▶ ASSIGNED TASK
For the listing below, give the count of lines containing "items", and no other text.

▶ PROVIDED DATA
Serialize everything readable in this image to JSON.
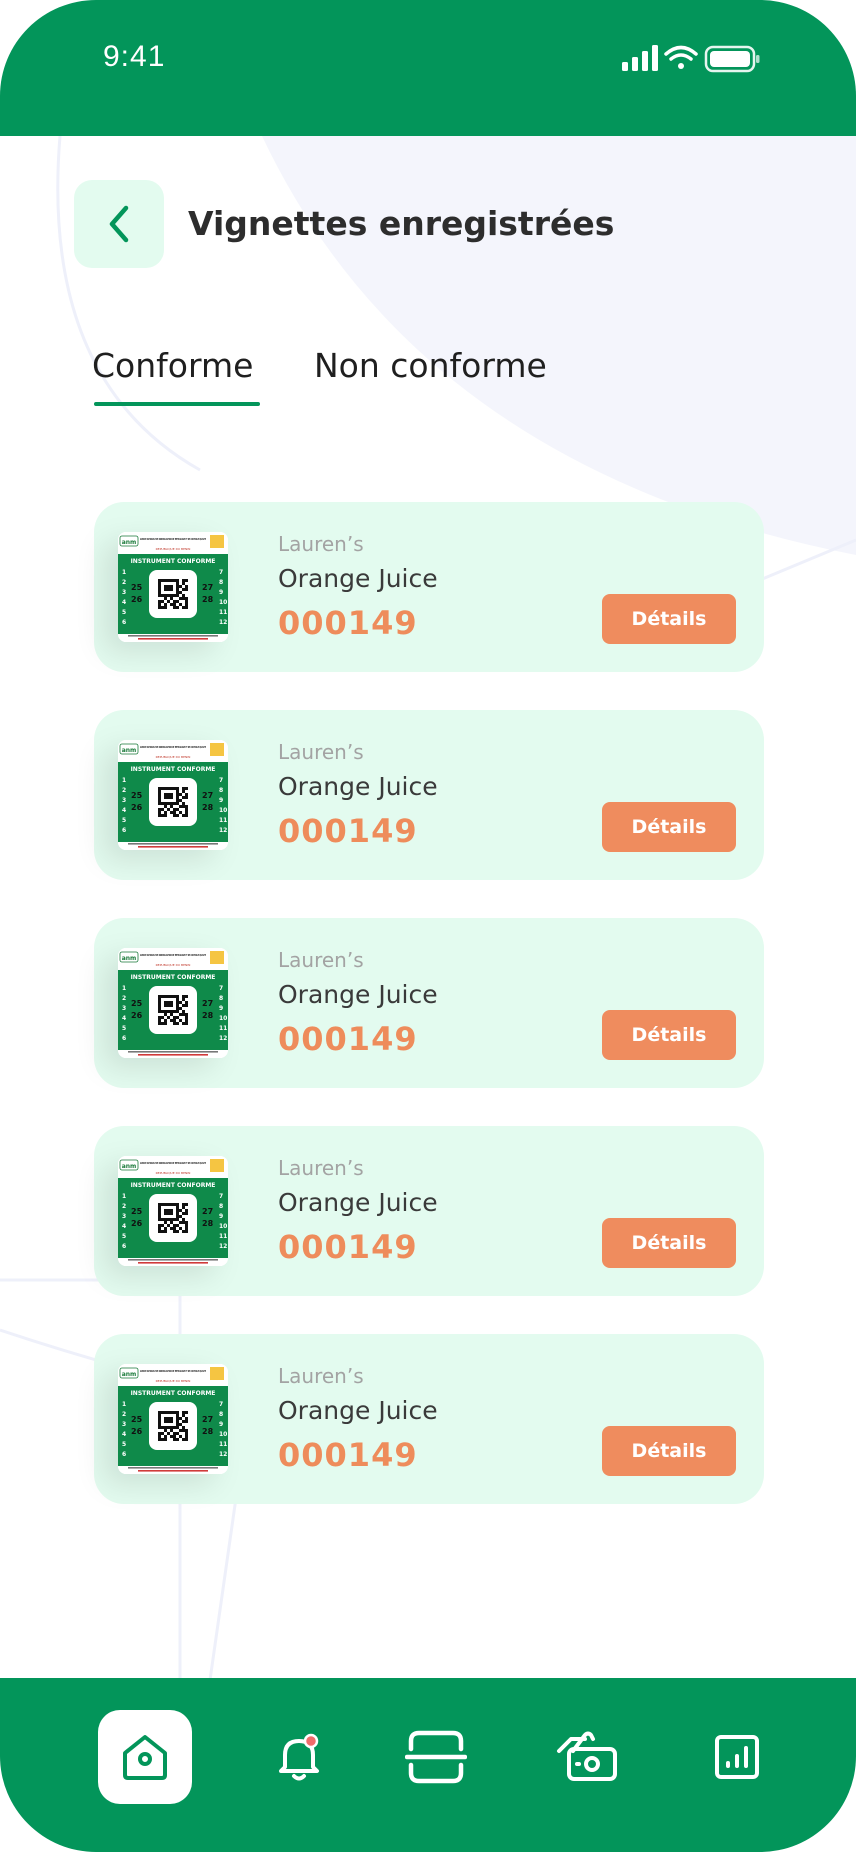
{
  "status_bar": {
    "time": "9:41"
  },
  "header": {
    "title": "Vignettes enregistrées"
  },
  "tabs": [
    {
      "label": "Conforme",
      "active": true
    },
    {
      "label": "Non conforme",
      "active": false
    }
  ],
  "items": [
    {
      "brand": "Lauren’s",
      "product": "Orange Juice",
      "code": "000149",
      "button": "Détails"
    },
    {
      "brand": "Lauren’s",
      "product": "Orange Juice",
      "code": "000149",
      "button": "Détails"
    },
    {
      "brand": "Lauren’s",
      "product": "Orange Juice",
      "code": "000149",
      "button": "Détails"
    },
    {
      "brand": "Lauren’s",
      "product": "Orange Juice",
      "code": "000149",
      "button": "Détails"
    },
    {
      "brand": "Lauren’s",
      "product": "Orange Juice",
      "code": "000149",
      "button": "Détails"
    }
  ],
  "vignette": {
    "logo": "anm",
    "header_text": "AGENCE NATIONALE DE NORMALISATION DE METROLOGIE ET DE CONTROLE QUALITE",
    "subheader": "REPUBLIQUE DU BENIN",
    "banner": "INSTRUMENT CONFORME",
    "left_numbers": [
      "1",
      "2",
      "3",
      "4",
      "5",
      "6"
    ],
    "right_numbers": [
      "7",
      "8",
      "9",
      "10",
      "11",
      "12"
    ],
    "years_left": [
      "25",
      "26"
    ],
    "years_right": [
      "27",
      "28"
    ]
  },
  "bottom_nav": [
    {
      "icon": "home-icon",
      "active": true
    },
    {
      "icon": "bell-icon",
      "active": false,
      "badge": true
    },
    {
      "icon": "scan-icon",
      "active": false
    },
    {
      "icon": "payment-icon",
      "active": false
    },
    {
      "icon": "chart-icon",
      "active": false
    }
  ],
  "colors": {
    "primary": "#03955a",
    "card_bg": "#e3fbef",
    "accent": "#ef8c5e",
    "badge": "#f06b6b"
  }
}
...
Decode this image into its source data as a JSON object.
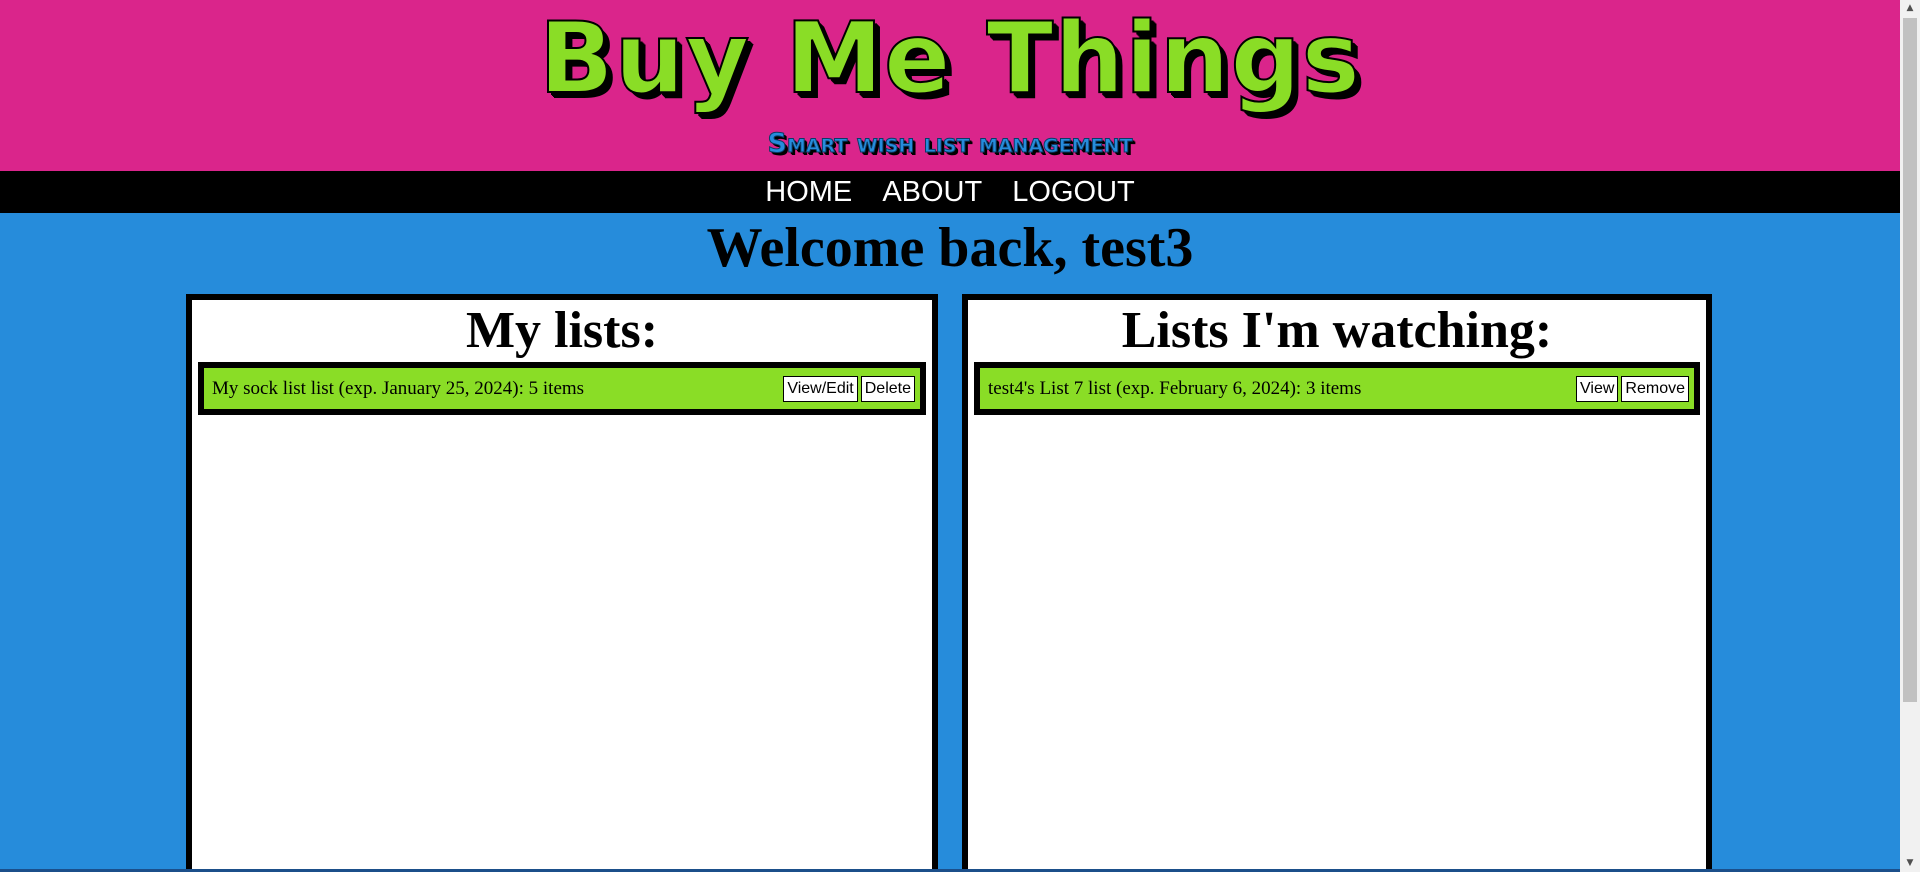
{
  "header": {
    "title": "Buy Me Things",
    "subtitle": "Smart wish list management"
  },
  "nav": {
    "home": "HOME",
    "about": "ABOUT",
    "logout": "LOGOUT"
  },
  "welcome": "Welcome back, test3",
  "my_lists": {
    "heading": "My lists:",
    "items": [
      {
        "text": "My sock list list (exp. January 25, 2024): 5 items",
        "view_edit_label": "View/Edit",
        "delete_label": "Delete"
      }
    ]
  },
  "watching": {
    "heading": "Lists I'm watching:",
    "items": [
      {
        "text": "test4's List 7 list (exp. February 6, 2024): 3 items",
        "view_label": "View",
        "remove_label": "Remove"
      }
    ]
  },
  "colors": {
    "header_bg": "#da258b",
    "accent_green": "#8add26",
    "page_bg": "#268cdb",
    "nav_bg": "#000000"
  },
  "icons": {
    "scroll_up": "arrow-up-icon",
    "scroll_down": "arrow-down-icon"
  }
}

▶ PROBLEM SOLUTION
5